You could havesneezed and it would have been enough to knock me over. I readthis at least 3-4 times before I showed it to Paul. "Wherein the world do Mark & Suzanne live?" I wondered; afterall, this was the Internet and, like our son says, "it'snot called the World Wide Web by accident."
Dear Mark &Suzanne,
Paul & Ihave read your e-mail several times and we would be tickled pinkto have you & Suzanne adopt the 'twins'. We have no idea whereyou live and the cost to send them might be prohibitive. If youare still interested, please give us a call. If the line is busy,then I am probably on the computer!J
A day or twopassed and the phone rang at about 4 in the afternoon.
"Hello,may I please speak with Mrs. Wentworth?"
"Mrs. Wentworth,this is Mark Richardson, your e-mail friend. How are you and Mr.Wentworth?"
He called! Theprospective Father of our "twins" actually called!!I made a mental note of his politeness and melodic tone of voice,both of which were remarkably similar to Paul's.
I couldn't controlmyself and gushed something like "there is no one that Pauland I would rather see with our guitars."
"Suzanneand I are very flattered. We live in Savannah, Georgia. I lookedon the map and Indiana is a bit too far for us to drive. Suzanneand I were really hoping to be able to come up and meet you andPaul. We would really like to see the couple whose life togetheris so inspiring."
"Pleasecall us Jane and Paul."
"Even thoughwe don't have the extra time and money to come to Indiana, wewould be more than happy to arrange for a shipping company tocome by and pick them up and pay for the shipping, if you andPaul can pack them."
"Are yousure about that? I don't have any idea how much that would cost."
"I am hopingthat it will be around $200. At least that is my best guess."

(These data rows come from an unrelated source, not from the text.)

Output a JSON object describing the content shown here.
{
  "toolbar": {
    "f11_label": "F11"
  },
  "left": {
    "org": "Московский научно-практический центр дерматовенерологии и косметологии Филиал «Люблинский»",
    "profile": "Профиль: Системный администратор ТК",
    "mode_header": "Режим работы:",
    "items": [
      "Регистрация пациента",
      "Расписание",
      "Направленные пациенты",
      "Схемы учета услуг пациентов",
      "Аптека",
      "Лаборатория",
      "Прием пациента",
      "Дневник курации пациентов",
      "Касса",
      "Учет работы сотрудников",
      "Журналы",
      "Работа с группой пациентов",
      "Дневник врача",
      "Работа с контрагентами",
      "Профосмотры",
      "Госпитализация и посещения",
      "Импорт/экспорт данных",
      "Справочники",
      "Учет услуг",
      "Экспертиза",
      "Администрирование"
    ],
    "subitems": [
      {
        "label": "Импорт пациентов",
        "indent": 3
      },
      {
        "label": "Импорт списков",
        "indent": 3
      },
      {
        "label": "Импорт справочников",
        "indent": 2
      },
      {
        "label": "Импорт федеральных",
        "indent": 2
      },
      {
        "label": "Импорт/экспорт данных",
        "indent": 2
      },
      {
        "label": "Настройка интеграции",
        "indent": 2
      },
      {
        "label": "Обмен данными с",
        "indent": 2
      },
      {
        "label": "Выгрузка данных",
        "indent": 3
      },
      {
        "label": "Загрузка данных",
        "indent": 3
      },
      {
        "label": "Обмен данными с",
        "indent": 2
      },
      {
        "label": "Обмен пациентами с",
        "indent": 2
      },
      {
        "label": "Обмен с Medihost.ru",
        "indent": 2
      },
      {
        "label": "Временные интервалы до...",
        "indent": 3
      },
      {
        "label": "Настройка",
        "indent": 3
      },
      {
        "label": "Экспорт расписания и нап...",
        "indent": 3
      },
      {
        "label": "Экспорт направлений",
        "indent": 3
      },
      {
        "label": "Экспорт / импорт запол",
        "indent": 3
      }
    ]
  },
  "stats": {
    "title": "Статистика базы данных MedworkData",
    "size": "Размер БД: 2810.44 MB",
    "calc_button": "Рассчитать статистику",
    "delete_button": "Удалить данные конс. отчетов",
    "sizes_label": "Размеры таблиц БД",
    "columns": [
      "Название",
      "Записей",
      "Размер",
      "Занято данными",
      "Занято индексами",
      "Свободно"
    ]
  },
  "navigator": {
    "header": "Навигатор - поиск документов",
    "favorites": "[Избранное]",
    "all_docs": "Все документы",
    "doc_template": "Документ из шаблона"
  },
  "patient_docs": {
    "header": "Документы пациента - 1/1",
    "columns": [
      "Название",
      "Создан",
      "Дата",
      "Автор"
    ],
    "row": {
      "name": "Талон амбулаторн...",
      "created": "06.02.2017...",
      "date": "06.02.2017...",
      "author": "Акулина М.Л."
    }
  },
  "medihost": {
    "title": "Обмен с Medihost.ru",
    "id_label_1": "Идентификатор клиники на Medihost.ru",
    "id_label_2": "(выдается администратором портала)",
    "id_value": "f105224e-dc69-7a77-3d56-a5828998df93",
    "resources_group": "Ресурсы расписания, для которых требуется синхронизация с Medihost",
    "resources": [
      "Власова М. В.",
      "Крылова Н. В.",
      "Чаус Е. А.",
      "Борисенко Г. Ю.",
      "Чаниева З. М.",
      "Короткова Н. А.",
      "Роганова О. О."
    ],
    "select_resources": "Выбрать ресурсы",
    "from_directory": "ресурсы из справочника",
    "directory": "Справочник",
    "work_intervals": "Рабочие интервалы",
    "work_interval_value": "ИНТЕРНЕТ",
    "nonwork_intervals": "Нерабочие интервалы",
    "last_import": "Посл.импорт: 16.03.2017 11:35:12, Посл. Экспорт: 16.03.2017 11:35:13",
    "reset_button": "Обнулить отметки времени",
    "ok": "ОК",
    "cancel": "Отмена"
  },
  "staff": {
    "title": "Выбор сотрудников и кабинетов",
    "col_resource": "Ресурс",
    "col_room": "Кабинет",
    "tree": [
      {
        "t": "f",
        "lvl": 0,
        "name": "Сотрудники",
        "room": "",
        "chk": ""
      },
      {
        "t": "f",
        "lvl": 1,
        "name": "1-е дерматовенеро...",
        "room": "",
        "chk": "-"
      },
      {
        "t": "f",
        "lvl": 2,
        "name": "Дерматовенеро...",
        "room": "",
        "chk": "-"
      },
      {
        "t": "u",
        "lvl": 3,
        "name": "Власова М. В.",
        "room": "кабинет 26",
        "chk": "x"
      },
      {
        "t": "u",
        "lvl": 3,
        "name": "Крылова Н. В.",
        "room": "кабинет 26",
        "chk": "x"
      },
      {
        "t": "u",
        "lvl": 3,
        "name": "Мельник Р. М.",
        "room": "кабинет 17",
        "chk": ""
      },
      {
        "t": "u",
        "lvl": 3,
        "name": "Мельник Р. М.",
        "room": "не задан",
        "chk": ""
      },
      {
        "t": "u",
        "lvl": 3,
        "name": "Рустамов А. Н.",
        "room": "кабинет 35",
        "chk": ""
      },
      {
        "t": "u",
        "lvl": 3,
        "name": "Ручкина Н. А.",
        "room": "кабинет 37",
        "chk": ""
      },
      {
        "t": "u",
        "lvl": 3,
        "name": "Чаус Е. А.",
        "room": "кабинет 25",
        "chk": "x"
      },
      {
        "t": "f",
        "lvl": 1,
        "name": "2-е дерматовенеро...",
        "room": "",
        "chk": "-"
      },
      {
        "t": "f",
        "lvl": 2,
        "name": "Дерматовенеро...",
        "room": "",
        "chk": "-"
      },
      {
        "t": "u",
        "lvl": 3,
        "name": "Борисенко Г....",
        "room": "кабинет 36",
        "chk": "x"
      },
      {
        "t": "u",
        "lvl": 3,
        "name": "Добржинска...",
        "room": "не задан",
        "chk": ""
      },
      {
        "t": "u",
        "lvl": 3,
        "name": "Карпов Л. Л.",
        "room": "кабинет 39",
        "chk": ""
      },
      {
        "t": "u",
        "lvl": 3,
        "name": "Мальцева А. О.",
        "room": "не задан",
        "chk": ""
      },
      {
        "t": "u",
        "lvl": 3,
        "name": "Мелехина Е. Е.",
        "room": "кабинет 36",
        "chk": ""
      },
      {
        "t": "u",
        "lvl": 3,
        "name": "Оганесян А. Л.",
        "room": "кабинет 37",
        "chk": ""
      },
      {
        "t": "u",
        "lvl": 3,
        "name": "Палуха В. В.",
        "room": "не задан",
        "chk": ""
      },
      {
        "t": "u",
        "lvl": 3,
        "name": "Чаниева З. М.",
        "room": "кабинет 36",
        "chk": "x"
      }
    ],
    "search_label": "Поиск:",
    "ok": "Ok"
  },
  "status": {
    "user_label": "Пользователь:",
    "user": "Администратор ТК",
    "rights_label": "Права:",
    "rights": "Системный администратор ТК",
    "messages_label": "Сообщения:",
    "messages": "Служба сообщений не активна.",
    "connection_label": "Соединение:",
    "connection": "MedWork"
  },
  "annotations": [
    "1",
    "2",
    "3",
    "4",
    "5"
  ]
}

"Tell youwhat, there is no one else that Paul and I would rather see withour guitars than you. It is just one of those things that wasmeant to be."
"Paul isgoing to the doctor this week and should be cleared to get themdown from the attic pretty soon. If you give us your address andtelephone number, we will consider the adoption completed andyou can think about arrangements for their trip to their new homein Savannah."
Sure enough,Paul got the OK to do a little physical work and he brought the"twins" down from the attic. We opened the cases, lookedat them, looked at each other and hugged. It was time.
I closed my eyesand I was a little girl again. I opened them and I am a 74-year-oldwoman.
Before we sentthe "twins" to Mark and Suzanne, I took an old newspaperclipping with a poem that I had been saving and put it in thecase with my guitar.